Okay, so we may have lied a little when we called the Atacama and the Sahara big and dry. There’s one place on Earth that takes the crown as having the world’s biggest desert, driest place, extremes of temperature seen nowhere else on the planet, and, weirdly, the lowest infant mortality rate anywhere: Antarctica.
Just like little brother Sahara, however, the Antarctic was not always a desert wasteland. Some 90 million years ago, the continent enjoyed “a diverse environment,” polar scientist Johann Klages told Vox in 2021, “with such mild temperatures – temperatures that today you have in northern Italy, for example.”

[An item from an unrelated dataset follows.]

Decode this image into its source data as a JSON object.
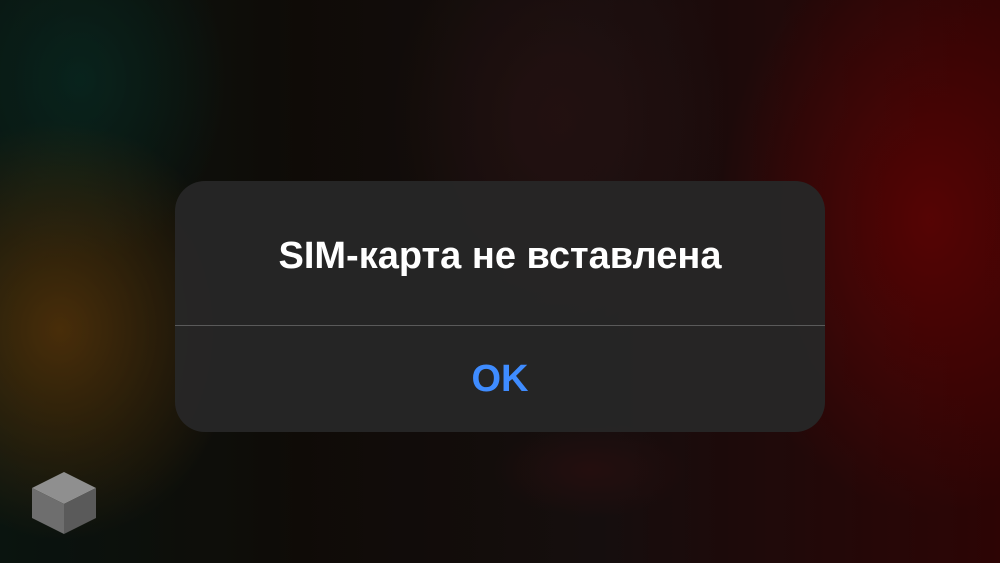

A decrease in global CO2 levels about 34 million years ago meant a drop in temperatures – and at the Earth’s southern pole, it became cold enough for ice to be present throughout the year. As soon as that threshold had been crossed, the continent was able to grow into the ice desert we know and occasionally get murdered by today.
But maybe not tomorrow. The levels of atmospheric CO2 that resulted in that Mediterranean Antarctica were about 1,100 parts per million, according to Klages’s climate modeling team. And “we are [now at] 420 parts per million CO2,” he warned.
“We are doing a big experiment right now,” he told Vox. “We take fossil fuels from the Earth’s crust that were deposited over millions of years, and usually would have been released back to the atmosphere over millions of years – but we did it within 150 years. Boom.”
“That has never happened before. That has a massive impact.”